Task statement - Write out the entries once more, exactly as they appear.

Records for the exercise -
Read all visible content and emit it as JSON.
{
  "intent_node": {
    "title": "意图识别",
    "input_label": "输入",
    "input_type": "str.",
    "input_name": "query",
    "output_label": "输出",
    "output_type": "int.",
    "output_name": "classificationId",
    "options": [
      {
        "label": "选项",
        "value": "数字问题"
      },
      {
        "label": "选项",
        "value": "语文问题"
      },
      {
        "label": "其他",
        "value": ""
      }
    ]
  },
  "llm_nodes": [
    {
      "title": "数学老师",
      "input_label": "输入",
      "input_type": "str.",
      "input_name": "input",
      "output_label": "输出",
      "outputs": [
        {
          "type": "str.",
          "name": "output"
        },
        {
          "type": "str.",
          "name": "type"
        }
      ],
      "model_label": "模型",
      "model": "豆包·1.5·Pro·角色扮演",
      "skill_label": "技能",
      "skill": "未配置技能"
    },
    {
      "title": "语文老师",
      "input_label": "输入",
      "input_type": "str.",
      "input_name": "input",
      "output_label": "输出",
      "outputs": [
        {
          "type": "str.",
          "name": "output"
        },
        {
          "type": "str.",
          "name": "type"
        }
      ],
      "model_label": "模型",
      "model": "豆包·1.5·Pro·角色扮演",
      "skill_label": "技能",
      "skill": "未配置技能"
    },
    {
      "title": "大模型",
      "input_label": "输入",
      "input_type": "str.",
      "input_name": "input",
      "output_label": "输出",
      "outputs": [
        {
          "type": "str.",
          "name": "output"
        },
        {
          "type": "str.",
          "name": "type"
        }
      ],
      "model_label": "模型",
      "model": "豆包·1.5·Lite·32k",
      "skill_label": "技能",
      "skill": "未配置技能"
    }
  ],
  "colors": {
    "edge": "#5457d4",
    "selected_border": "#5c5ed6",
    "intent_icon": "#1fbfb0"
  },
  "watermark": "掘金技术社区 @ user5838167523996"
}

Finished exercise -
Read all visible content and emit it as JSON.
{
  "intent_node": {
    "title": "意图识别",
    "input_label": "输入",
    "input_type": "str.",
    "input_name": "query",
    "output_label": "输出",
    "output_type": "int.",
    "output_name": "classificationId",
    "options": [
      {
        "label": "选项",
        "value": "数字问题"
      },
      {
        "label": "选项",
        "value": "语文问题"
      },
      {
        "label": "其他",
        "value": ""
      }
    ]
  },
  "llm_nodes": [
    {
      "title": "数学老师",
      "input_label": "输入",
      "input_type": "str.",
      "input_name": "input",
      "output_label": "输出",
      "outputs": [
        {
          "type": "str.",
          "name": "output"
        },
        {
          "type": "str.",
          "name": "type"
        }
      ],
      "model_label": "模型",
      "model": "豆包·1.5·Pro·角色扮演",
      "skill_label": "技能",
      "skill": "未配置技能"
    },
    {
      "title": "语文老师",
      "input_label": "输入",
      "input_type": "str.",
      "input_name": "input",
      "output_label": "输出",
      "outputs": [
        {
          "type": "str.",
          "name": "output"
        },
        {
          "type": "str.",
          "name": "type"
        }
      ],
      "model_label": "模型",
      "model": "豆包·1.5·Pro·角色扮演",
      "skill_label": "技能",
      "skill": "未配置技能"
    },
    {
      "title": "大模型",
      "input_label": "输入",
      "input_type": "str.",
      "input_name": "input",
      "output_label": "输出",
      "outputs": [
        {
          "type": "str.",
          "name": "output"
        },
        {
          "type": "str.",
          "name": "type"
        }
      ],
      "model_label": "模型",
      "model": "豆包·1.5·Lite·32k",
      "skill_label": "技能",
      "skill": "未配置技能"
    }
  ],
  "colors": {
    "edge": "#5457d4",
    "selected_border": "#5c5ed6",
    "intent_icon": "#1fbfb0"
  },
  "watermark": "掘金技术社区 @ user5838167523996"
}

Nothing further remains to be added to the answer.